For the word "email", return each line of the data in which it occurs.

▽

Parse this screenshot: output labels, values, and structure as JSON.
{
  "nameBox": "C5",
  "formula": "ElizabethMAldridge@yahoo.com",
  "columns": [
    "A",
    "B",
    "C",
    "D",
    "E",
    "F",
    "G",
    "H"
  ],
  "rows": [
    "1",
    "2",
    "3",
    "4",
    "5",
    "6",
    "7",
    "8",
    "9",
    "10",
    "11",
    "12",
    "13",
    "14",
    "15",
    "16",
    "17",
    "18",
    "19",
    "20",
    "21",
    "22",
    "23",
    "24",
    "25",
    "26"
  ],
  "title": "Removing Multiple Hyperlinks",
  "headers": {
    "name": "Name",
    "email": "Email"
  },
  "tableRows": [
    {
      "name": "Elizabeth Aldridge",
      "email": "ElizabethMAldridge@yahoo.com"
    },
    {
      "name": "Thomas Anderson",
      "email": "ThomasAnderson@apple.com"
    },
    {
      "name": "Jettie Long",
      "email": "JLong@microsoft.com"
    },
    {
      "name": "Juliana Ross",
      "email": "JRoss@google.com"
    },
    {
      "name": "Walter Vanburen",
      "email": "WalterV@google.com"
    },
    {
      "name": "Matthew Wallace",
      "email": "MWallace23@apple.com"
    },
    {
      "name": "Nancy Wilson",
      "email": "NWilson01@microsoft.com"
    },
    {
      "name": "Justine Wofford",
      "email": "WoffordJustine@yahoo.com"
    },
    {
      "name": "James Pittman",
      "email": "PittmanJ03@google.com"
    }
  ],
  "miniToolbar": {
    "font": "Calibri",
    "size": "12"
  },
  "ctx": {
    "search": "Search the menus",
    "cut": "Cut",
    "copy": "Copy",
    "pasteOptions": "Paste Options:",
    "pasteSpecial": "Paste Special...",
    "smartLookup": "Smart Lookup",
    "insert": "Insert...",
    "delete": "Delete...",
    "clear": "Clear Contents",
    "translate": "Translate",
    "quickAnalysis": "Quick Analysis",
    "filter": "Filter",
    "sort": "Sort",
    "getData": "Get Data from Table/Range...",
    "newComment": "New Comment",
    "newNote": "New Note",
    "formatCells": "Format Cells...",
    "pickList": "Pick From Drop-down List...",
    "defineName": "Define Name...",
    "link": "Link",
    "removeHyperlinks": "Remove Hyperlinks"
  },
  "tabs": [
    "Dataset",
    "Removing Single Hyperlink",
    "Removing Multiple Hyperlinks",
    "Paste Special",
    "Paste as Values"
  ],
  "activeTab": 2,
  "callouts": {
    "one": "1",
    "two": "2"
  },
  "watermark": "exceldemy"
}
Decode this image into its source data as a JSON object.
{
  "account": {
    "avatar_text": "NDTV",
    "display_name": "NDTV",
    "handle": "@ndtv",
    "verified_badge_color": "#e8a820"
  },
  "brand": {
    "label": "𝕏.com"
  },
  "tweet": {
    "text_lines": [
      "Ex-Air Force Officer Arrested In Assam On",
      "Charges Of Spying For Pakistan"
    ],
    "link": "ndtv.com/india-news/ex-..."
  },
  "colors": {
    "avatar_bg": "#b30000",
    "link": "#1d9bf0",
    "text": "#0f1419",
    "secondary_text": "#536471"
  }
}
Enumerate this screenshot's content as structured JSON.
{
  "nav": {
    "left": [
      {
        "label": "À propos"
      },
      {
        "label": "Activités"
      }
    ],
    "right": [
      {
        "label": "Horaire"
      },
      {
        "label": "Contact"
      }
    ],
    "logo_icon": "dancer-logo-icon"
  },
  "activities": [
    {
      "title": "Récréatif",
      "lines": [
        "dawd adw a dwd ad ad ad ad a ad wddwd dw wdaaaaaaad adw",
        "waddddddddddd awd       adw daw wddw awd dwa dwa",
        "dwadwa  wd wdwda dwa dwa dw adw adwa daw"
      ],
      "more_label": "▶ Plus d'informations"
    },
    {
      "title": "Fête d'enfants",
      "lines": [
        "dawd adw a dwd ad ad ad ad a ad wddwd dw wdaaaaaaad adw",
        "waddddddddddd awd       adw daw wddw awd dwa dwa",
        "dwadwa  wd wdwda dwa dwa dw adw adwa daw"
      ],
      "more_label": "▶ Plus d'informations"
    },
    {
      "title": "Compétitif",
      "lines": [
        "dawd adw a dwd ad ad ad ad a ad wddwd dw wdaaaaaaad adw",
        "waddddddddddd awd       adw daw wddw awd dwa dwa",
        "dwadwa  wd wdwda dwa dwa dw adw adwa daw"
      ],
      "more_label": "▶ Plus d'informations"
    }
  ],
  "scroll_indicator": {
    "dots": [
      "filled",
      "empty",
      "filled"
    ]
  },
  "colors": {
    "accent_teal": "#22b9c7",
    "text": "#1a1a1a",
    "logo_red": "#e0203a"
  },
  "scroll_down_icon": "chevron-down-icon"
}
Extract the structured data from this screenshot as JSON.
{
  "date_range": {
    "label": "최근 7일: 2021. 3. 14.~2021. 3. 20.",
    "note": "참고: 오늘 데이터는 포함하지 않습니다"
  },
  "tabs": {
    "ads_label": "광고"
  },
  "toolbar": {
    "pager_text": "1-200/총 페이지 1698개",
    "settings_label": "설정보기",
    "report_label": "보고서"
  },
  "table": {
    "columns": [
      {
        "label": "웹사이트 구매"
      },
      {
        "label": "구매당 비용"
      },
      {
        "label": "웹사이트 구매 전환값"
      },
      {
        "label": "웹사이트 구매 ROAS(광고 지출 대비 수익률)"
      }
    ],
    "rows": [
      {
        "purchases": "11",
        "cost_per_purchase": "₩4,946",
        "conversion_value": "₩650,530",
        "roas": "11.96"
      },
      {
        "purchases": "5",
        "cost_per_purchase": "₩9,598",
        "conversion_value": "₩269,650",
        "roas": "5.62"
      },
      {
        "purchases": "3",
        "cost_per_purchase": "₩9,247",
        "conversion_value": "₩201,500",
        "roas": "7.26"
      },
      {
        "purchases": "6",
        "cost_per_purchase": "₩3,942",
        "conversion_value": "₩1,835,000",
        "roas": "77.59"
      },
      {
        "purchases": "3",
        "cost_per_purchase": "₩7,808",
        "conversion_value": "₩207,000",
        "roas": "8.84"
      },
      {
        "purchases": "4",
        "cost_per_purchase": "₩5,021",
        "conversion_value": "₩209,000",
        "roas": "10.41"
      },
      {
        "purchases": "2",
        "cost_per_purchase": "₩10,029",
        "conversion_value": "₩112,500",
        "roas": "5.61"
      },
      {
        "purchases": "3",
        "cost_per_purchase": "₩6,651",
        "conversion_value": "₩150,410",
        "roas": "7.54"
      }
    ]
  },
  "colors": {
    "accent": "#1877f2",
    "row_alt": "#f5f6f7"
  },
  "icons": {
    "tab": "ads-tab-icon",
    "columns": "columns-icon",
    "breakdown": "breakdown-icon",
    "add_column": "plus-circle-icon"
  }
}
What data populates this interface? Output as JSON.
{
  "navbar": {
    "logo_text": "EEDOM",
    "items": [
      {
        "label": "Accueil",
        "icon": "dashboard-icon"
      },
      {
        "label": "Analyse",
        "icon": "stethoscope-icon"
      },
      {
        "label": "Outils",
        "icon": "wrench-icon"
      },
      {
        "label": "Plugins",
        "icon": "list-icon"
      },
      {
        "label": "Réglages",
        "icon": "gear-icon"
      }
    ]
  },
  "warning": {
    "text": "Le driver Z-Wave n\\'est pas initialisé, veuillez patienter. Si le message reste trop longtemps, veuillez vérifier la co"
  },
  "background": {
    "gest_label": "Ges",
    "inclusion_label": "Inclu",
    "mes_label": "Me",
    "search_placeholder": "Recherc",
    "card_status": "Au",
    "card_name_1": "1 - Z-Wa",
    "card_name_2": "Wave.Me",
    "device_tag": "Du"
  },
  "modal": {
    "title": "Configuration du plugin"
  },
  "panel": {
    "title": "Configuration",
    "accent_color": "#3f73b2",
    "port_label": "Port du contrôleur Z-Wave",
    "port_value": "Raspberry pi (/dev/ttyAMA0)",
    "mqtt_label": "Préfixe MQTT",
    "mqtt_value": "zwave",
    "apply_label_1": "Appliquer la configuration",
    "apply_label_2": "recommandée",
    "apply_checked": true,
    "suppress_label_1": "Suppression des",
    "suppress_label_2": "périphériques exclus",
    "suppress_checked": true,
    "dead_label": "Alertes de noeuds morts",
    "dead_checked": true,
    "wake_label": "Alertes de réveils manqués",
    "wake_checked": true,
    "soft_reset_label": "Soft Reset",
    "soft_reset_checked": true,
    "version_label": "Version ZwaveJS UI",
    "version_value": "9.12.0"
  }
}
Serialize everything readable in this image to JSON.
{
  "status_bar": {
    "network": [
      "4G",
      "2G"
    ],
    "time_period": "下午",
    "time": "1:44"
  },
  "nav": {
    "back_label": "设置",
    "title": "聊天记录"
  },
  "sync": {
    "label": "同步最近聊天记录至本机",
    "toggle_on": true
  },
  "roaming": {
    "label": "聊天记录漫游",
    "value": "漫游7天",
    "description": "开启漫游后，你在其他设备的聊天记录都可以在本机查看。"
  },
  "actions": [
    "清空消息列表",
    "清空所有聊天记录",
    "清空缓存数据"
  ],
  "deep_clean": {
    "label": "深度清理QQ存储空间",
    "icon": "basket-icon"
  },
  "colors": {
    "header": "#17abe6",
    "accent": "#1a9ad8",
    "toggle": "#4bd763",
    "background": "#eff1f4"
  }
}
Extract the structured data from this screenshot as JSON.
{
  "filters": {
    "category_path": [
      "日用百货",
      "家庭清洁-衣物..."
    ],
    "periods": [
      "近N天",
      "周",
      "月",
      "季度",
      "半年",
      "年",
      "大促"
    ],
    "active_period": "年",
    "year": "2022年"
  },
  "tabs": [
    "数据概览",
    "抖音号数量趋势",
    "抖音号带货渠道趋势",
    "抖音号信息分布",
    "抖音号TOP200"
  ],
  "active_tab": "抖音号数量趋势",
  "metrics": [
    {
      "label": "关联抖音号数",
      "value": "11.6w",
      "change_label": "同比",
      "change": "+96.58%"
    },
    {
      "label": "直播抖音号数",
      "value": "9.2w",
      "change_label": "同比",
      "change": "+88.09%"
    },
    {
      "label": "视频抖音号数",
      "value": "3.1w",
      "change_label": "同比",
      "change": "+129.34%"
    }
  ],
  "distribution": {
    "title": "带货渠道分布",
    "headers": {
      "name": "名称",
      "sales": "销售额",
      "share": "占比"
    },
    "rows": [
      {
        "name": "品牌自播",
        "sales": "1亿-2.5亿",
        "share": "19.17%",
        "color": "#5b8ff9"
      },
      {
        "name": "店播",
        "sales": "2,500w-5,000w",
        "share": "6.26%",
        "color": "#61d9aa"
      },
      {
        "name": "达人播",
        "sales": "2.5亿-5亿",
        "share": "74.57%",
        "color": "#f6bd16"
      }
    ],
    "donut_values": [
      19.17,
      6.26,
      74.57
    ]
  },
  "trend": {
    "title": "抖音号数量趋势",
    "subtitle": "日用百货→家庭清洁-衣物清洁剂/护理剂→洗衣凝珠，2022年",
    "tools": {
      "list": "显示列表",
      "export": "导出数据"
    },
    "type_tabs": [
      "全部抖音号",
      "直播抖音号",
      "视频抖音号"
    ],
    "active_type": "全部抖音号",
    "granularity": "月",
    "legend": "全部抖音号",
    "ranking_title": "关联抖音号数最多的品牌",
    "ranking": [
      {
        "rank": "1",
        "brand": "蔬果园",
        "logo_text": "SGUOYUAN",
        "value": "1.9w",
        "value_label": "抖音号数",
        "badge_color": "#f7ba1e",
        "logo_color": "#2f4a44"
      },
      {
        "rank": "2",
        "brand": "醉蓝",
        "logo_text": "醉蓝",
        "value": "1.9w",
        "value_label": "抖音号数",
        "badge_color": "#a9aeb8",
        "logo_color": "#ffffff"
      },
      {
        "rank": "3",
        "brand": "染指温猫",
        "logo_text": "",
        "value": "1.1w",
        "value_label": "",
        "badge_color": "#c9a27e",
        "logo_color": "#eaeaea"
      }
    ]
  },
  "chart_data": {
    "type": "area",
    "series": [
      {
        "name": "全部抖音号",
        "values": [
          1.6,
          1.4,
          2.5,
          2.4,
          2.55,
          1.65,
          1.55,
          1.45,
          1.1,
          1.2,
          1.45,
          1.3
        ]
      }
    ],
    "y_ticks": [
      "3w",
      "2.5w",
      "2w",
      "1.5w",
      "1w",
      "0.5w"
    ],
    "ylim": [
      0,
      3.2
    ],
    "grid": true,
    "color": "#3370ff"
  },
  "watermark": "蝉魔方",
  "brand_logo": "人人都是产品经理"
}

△

Result of the exercise:
    "email": "Email"
      "email": "ElizabethMAldridge@yahoo.com"
      "email": "ThomasAnderson@apple.com"
      "email": "JLong@microsoft.com"
      "email": "JRoss@google.com"
      "email": "WalterV@google.com"
      "email": "MWallace23@apple.com"
      "email": "NWilson01@microsoft.com"
      "email": "WoffordJustine@yahoo.com"
      "email": "PittmanJ03@google.com"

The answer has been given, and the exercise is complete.